(Great)

Stray Observations:

  • Another reason Chitoge has not to hate Raku: he’s helped her find her social bearings at school, and she’s smiling a lot more as a result.
  • Hiyama Nobuyuki is his exuberant best playing fiery warrior-types, and his Ryuu here is no exception, adding zest and vitality to a bit role.
  • While Shuu and Ruri know full well Raku’s feelings for Kosaki, Chitoge has no idea. But interestingly, she worships Kosaki as the Perfect Girl just as Raku does, and isn’t taken aback at all by his ebullient praise.
  • Shuu points out twice that he and Ruri should be pals because “after all, they both wear glasses.” Ruri isn’t convinced.
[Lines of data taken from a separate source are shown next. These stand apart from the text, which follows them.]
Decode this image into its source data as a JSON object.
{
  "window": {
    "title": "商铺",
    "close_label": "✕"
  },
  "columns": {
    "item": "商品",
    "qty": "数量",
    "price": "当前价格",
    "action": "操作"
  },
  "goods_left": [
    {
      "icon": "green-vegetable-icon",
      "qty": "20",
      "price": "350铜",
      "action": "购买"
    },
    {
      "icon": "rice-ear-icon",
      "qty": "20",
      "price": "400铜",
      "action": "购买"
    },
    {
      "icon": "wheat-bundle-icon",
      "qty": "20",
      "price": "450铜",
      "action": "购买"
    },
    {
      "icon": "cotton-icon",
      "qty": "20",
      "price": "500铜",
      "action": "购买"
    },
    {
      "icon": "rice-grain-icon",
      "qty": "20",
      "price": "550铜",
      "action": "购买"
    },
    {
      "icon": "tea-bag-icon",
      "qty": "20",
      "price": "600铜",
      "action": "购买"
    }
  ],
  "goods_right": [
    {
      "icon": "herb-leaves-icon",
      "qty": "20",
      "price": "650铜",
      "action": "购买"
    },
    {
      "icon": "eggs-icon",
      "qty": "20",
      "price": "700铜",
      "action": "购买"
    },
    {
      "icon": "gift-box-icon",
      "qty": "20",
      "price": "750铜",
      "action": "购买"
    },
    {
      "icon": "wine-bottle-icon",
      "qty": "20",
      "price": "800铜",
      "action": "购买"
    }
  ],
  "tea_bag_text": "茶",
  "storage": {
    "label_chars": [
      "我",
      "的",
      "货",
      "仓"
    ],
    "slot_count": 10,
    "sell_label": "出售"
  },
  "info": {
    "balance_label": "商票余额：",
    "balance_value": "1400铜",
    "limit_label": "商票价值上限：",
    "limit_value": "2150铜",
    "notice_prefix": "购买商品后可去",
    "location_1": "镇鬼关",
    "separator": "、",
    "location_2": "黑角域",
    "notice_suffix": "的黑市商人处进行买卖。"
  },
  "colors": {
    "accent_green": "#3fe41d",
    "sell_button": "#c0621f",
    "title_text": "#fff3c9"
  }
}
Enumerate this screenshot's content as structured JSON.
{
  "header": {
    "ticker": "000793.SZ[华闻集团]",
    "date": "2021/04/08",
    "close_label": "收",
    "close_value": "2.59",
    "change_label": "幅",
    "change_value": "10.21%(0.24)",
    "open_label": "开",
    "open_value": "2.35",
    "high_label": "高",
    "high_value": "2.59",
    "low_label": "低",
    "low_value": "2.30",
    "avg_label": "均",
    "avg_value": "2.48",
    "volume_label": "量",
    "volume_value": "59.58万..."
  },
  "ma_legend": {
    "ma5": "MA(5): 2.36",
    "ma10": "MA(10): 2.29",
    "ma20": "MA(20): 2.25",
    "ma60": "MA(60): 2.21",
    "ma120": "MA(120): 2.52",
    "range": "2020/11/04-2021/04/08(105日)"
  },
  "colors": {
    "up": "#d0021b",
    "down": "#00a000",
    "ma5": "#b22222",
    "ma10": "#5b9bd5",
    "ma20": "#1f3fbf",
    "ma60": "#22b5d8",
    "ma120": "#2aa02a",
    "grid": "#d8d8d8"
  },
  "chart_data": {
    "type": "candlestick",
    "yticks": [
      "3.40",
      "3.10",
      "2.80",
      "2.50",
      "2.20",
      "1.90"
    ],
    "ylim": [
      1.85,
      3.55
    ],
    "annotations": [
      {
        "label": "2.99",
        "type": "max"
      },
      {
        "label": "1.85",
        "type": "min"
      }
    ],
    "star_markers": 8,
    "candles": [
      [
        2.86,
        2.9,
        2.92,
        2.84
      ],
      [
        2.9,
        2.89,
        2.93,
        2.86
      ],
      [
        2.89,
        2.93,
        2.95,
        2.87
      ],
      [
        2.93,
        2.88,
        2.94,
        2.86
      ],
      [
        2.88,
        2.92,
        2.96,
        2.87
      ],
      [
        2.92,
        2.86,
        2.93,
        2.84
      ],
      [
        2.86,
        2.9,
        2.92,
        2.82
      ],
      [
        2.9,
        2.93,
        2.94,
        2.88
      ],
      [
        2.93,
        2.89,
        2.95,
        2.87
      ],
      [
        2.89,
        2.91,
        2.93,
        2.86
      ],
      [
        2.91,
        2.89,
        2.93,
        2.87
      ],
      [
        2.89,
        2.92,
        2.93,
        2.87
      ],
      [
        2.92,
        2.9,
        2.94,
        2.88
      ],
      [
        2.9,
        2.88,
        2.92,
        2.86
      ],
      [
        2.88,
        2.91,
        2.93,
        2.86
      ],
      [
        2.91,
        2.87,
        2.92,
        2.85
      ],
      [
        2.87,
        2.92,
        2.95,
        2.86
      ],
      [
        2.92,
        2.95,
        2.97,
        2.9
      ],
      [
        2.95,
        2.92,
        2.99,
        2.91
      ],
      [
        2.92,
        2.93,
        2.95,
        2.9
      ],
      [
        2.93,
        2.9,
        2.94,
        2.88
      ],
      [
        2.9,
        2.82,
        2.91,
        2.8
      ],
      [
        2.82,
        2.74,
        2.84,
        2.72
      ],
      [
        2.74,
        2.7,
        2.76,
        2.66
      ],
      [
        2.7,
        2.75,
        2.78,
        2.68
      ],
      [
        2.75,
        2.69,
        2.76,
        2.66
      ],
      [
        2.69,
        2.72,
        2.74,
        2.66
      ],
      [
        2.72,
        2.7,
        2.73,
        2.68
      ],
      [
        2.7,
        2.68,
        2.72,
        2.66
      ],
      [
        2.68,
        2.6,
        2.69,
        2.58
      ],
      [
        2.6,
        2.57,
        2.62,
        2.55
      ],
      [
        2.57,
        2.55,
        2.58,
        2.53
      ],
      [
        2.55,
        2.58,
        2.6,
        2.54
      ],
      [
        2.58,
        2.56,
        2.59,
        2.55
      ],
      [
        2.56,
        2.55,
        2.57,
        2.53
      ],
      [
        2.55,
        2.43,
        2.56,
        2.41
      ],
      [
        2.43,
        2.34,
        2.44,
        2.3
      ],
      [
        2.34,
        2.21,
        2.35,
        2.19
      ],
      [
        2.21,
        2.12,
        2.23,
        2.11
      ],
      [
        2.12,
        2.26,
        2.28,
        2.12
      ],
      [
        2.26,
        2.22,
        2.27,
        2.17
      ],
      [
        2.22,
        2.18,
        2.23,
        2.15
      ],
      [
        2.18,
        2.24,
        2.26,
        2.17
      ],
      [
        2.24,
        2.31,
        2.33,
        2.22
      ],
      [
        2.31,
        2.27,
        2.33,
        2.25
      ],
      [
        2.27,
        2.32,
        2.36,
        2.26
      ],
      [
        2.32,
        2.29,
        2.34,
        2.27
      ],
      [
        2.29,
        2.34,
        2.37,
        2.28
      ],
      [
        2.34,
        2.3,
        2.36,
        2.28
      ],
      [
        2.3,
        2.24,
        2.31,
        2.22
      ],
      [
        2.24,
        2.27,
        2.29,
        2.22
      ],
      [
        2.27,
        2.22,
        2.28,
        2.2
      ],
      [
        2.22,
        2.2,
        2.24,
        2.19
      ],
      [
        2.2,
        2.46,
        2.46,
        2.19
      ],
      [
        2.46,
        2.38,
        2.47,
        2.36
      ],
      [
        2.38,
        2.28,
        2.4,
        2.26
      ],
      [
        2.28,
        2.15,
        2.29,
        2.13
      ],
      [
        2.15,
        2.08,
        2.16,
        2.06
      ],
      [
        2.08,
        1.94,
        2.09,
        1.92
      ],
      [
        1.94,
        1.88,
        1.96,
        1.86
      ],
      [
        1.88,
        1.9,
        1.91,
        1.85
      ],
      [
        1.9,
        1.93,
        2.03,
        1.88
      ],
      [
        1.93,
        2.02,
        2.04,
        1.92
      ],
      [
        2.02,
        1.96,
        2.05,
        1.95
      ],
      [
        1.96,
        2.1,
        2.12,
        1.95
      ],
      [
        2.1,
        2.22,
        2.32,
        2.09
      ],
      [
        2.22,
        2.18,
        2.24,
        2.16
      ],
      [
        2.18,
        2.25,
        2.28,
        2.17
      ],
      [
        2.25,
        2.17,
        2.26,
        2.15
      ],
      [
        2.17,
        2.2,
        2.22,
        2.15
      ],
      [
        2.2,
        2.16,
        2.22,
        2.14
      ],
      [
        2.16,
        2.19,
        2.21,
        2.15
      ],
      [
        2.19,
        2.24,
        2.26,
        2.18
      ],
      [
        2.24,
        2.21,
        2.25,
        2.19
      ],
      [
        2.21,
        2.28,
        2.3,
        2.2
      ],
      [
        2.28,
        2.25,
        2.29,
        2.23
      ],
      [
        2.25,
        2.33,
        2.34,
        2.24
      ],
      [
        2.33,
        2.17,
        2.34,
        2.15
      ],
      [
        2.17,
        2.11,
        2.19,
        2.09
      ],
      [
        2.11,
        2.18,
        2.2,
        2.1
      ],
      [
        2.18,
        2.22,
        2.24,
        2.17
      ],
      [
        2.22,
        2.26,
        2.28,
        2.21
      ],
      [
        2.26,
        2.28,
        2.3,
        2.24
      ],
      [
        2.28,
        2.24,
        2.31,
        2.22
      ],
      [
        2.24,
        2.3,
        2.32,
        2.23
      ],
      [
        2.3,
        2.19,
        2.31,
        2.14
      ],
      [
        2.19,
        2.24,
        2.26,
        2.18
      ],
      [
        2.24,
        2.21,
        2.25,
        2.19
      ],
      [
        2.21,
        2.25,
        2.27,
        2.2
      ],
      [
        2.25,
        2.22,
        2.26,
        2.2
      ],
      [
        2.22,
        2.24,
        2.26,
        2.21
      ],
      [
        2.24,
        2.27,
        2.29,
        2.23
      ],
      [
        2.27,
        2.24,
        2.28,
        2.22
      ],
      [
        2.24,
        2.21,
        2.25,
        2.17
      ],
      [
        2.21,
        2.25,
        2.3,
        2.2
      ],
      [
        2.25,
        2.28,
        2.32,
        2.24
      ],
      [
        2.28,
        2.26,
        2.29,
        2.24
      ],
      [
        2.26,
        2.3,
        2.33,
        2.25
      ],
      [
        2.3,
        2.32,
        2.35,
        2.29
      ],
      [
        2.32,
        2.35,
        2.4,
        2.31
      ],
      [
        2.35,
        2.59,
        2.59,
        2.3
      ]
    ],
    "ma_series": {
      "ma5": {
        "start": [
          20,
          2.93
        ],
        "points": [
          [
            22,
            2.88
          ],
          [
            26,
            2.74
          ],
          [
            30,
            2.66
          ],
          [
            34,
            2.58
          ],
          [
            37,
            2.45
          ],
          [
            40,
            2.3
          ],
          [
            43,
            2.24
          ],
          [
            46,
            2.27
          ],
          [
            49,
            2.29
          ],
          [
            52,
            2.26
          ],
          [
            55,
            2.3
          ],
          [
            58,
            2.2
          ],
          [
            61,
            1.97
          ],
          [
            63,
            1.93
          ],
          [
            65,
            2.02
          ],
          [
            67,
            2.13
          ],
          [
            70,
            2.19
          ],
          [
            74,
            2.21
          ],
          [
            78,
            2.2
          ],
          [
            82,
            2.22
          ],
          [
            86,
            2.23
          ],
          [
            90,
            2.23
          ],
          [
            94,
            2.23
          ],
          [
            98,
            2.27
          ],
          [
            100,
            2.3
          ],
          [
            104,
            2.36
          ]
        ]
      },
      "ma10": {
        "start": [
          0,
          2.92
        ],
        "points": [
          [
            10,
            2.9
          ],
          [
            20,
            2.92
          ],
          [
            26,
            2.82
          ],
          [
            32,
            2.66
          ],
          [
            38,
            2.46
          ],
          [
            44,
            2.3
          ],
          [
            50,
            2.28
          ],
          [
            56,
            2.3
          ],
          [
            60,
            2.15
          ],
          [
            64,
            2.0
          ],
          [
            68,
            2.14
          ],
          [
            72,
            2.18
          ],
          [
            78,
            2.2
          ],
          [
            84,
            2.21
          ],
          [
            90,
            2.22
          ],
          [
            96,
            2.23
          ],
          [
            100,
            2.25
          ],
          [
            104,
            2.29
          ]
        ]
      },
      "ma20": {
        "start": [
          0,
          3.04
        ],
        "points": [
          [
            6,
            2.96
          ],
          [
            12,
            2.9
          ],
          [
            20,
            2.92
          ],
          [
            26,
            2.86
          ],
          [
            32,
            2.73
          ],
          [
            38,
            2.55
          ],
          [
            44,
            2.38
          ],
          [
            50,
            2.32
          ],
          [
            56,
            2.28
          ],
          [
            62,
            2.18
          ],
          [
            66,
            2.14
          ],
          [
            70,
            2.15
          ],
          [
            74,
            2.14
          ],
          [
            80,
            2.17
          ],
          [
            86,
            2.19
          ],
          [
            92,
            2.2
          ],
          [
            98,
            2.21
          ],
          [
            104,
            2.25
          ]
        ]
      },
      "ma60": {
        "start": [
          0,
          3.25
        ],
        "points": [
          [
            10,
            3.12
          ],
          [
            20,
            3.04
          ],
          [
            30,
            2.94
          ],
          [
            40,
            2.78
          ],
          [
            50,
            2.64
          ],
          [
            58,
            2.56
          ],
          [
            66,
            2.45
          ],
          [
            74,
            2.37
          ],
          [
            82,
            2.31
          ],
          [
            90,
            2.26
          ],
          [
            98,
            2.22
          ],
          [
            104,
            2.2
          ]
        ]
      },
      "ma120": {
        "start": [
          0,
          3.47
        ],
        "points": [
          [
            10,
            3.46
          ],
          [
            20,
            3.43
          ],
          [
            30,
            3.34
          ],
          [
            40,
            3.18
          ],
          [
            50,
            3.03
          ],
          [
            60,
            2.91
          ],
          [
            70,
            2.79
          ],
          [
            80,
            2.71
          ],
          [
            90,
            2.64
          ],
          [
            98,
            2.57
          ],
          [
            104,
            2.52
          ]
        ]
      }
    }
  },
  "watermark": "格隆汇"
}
  • As much as we hate her doing them, Kosaki’s “crazed panic flights” are fun to watch.